Problem to solve:
From the records, report how many lines hold the word "人気のある", with the number as the sole reply.

^^^^^^^^

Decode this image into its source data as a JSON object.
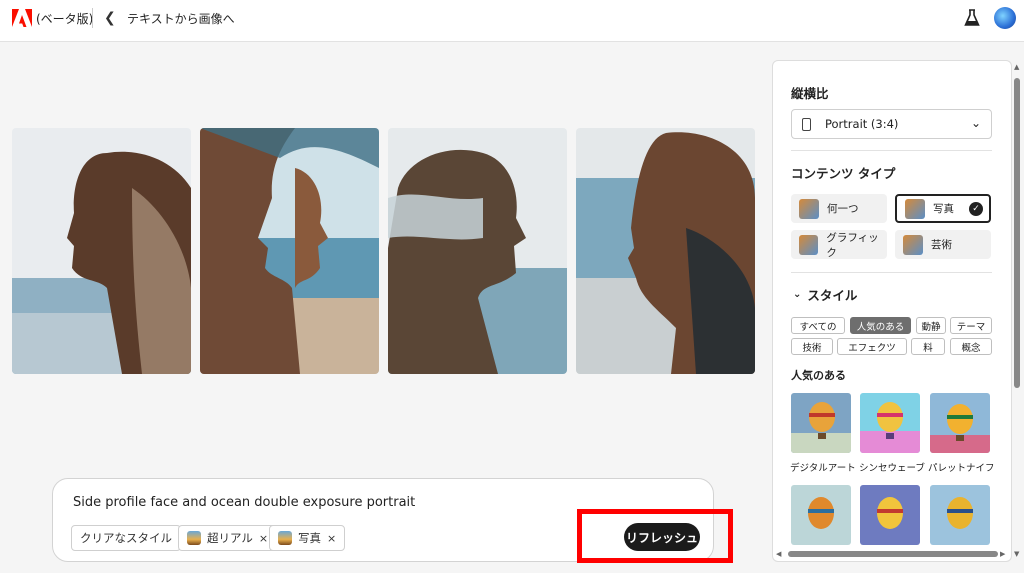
{
  "topbar": {
    "beta_label": "(ベータ版)",
    "title": "テキストから画像へ"
  },
  "gallery": {
    "images": [
      {
        "alt": "image-1"
      },
      {
        "alt": "image-2"
      },
      {
        "alt": "image-3"
      },
      {
        "alt": "image-4"
      }
    ]
  },
  "prompt": {
    "text": "Side profile face and ocean double exposure portrait",
    "chips": [
      {
        "label": "クリアなスタイル",
        "removable": false
      },
      {
        "label": "超リアル",
        "removable": true
      },
      {
        "label": "写真",
        "removable": true
      }
    ],
    "chip_close": "×",
    "refresh_label": "リフレッシュ"
  },
  "panel": {
    "aspect_title": "縦横比",
    "aspect_value": "Portrait (3:4)",
    "content_type_title": "コンテンツ タイプ",
    "content_types": [
      {
        "label": "何一つ",
        "selected": false
      },
      {
        "label": "写真",
        "selected": true
      },
      {
        "label": "グラフィック",
        "selected": false
      },
      {
        "label": "芸術",
        "selected": false
      }
    ],
    "style_title": "スタイル",
    "filters_row1": [
      "すべての",
      "人気のある",
      "動静",
      "テーマ"
    ],
    "filters_row2": [
      "技術",
      "エフェクツ",
      "料",
      "概念"
    ],
    "active_filter": "人気のある",
    "popular_title": "人気のある",
    "styles": [
      {
        "label": "デジタルアート"
      },
      {
        "label": "シンセウェーブ"
      },
      {
        "label": "パレットナイフ"
      }
    ]
  },
  "colors": {
    "accent_red": "#ff0000",
    "button_dark": "#1b1b1b",
    "adobe_red": "#fa0f00"
  }
}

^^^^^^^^

Answer for the task:
3